Problem details: Find and copy every line in the records that includes the string "badfunction".

....

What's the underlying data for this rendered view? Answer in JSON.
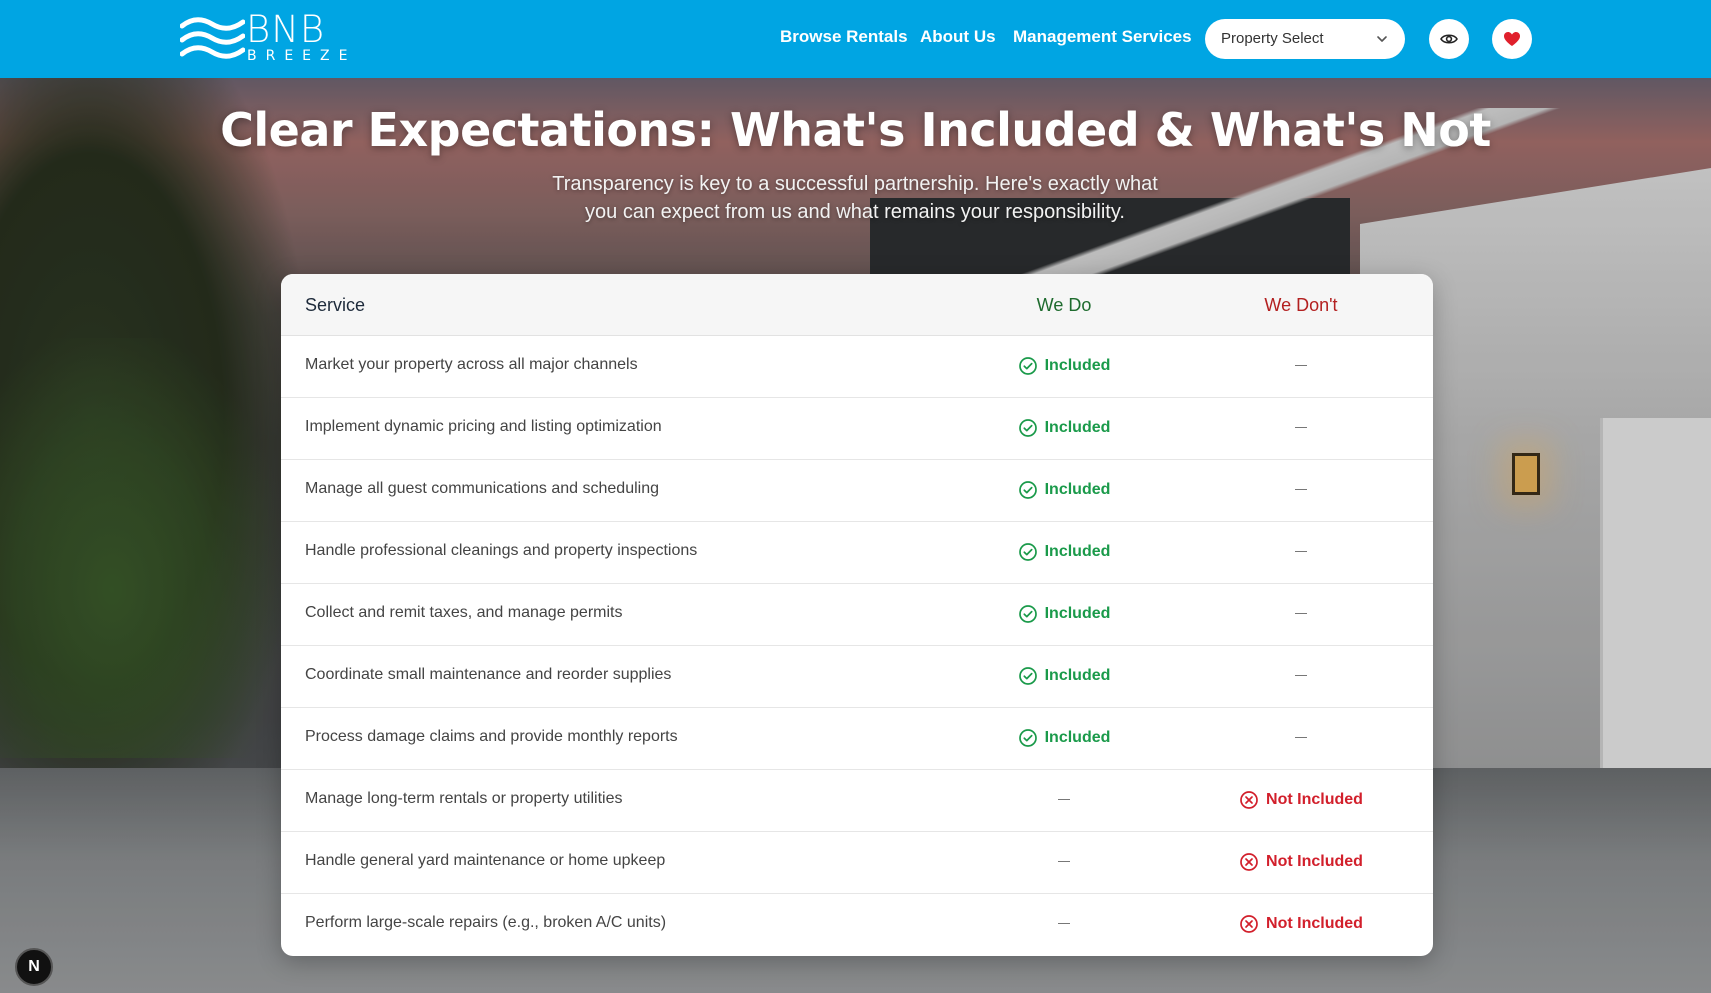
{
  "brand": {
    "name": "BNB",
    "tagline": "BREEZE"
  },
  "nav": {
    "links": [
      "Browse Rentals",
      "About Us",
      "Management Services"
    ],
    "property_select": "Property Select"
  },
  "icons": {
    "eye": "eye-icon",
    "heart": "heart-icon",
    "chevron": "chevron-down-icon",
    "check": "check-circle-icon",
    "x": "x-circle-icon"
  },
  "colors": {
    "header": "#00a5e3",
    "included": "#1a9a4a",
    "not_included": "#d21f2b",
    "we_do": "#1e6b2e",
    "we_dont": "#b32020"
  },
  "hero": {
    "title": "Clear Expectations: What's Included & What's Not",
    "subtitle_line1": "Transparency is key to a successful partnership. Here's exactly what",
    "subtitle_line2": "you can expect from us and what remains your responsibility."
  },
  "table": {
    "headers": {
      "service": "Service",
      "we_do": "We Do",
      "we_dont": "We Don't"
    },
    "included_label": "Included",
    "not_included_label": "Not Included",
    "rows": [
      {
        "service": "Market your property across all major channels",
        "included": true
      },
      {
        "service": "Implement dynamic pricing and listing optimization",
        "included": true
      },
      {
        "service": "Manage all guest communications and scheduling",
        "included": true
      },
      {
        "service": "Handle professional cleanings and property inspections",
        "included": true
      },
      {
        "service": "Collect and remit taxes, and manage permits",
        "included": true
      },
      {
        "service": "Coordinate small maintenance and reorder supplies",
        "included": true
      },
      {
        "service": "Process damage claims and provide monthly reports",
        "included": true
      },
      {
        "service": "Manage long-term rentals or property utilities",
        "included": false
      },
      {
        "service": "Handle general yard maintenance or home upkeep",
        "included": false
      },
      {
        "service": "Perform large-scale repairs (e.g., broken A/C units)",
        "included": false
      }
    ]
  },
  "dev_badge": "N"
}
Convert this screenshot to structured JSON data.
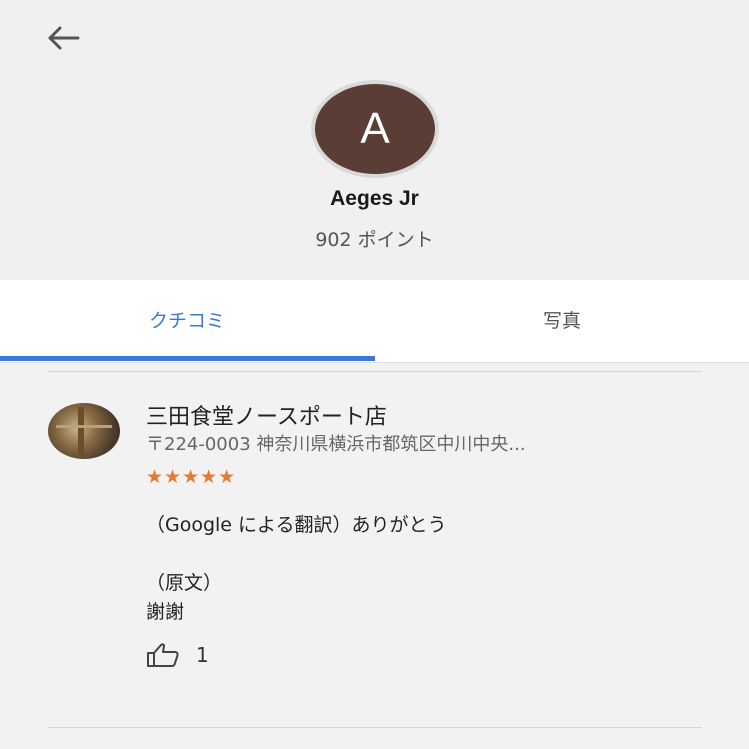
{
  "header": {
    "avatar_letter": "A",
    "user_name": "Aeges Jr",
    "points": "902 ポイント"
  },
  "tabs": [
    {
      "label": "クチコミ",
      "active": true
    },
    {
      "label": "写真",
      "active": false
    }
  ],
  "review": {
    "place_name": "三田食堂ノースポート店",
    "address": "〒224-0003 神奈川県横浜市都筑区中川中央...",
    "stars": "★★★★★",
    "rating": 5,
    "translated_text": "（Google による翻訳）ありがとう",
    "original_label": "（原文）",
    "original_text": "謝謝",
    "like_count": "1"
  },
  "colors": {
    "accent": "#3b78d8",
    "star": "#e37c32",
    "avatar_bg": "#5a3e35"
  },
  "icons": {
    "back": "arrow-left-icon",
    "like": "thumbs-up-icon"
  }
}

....

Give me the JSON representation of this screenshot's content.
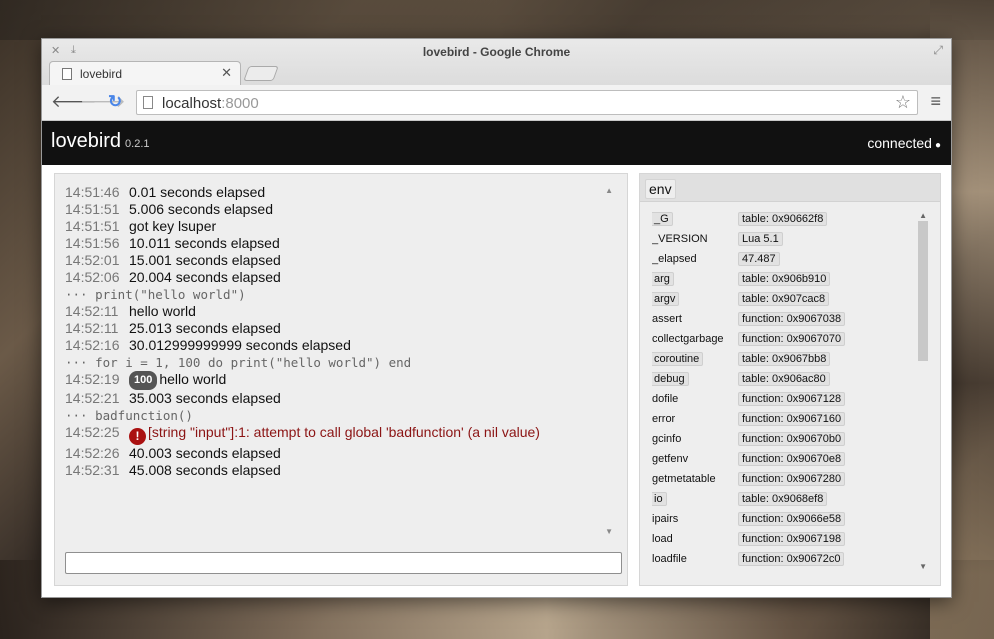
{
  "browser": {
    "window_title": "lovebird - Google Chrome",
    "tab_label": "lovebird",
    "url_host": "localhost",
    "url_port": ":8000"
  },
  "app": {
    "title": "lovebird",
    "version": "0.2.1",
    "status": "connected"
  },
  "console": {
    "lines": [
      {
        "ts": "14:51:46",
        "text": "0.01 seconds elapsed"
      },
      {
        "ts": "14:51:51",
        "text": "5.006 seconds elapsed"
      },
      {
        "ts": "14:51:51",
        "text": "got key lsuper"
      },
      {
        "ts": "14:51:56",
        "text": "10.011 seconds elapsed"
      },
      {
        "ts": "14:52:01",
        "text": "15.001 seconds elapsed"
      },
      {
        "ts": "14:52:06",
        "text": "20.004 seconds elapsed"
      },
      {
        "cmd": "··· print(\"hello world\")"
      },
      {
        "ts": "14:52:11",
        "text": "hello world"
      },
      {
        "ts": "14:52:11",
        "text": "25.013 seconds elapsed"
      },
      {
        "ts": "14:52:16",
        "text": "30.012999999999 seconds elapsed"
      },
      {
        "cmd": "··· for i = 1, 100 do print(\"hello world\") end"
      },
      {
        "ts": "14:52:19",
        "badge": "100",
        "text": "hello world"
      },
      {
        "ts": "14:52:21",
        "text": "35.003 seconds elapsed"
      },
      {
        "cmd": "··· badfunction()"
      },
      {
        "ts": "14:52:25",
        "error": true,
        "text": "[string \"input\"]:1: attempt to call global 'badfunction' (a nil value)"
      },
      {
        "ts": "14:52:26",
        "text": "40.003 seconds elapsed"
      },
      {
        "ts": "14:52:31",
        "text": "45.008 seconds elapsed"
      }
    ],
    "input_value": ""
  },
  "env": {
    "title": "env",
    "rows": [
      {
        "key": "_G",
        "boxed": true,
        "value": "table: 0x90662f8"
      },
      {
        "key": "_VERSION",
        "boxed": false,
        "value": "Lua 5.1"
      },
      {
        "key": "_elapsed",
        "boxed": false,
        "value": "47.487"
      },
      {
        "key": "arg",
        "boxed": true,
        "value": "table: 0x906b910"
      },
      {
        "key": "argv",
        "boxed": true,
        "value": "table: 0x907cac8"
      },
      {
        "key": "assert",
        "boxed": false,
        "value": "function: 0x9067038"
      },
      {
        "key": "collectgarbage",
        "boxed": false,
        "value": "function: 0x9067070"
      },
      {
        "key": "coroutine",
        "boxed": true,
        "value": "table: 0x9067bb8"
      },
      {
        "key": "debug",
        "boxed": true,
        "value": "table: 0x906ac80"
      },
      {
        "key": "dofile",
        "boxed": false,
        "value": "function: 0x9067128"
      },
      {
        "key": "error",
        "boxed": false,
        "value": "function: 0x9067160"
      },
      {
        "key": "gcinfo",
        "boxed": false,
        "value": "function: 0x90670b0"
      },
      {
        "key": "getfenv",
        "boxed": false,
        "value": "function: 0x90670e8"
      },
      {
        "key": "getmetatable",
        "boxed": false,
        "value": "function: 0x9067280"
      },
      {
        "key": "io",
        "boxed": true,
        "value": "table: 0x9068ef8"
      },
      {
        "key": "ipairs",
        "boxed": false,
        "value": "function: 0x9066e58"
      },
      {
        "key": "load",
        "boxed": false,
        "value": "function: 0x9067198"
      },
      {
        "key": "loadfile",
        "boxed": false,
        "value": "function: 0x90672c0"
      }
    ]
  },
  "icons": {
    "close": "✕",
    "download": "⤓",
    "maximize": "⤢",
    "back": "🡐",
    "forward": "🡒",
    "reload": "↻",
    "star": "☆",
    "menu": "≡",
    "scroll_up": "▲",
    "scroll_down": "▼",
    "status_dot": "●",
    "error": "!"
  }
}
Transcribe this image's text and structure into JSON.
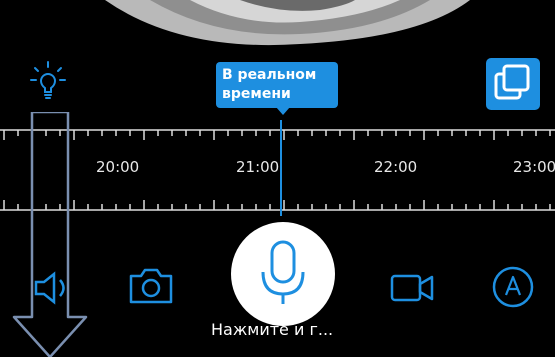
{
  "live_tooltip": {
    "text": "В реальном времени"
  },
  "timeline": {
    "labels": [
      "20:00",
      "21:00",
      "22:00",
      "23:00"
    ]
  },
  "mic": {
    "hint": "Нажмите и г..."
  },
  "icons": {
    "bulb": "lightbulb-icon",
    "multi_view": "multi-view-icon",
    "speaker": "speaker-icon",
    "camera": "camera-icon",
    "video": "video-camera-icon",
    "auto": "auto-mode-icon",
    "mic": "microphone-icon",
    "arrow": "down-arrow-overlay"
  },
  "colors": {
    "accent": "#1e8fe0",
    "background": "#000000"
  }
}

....

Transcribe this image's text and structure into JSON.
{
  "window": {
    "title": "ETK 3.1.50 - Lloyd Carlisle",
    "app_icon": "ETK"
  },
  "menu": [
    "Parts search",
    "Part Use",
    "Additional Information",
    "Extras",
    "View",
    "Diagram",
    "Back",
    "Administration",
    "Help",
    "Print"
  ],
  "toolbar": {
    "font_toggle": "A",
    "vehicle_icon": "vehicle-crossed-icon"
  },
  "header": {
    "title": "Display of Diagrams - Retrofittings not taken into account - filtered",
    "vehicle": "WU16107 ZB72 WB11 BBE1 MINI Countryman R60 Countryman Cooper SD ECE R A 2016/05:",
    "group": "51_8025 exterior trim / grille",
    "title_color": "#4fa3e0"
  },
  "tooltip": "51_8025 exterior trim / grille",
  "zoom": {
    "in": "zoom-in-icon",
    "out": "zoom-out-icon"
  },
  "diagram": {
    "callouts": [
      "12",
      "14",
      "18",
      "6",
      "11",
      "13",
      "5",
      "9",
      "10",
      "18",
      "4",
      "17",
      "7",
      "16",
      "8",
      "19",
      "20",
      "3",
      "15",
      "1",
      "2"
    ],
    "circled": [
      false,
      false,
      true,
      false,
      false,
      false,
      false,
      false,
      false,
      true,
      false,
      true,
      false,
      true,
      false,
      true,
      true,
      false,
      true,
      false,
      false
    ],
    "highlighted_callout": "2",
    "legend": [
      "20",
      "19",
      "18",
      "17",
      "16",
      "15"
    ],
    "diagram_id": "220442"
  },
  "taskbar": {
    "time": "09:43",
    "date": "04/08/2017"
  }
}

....

Exercise answer:
        "cmd": "··· badfunction()"
        "text": "[string \"input\"]:1: attempt to call global 'badfunction' (a nil value)"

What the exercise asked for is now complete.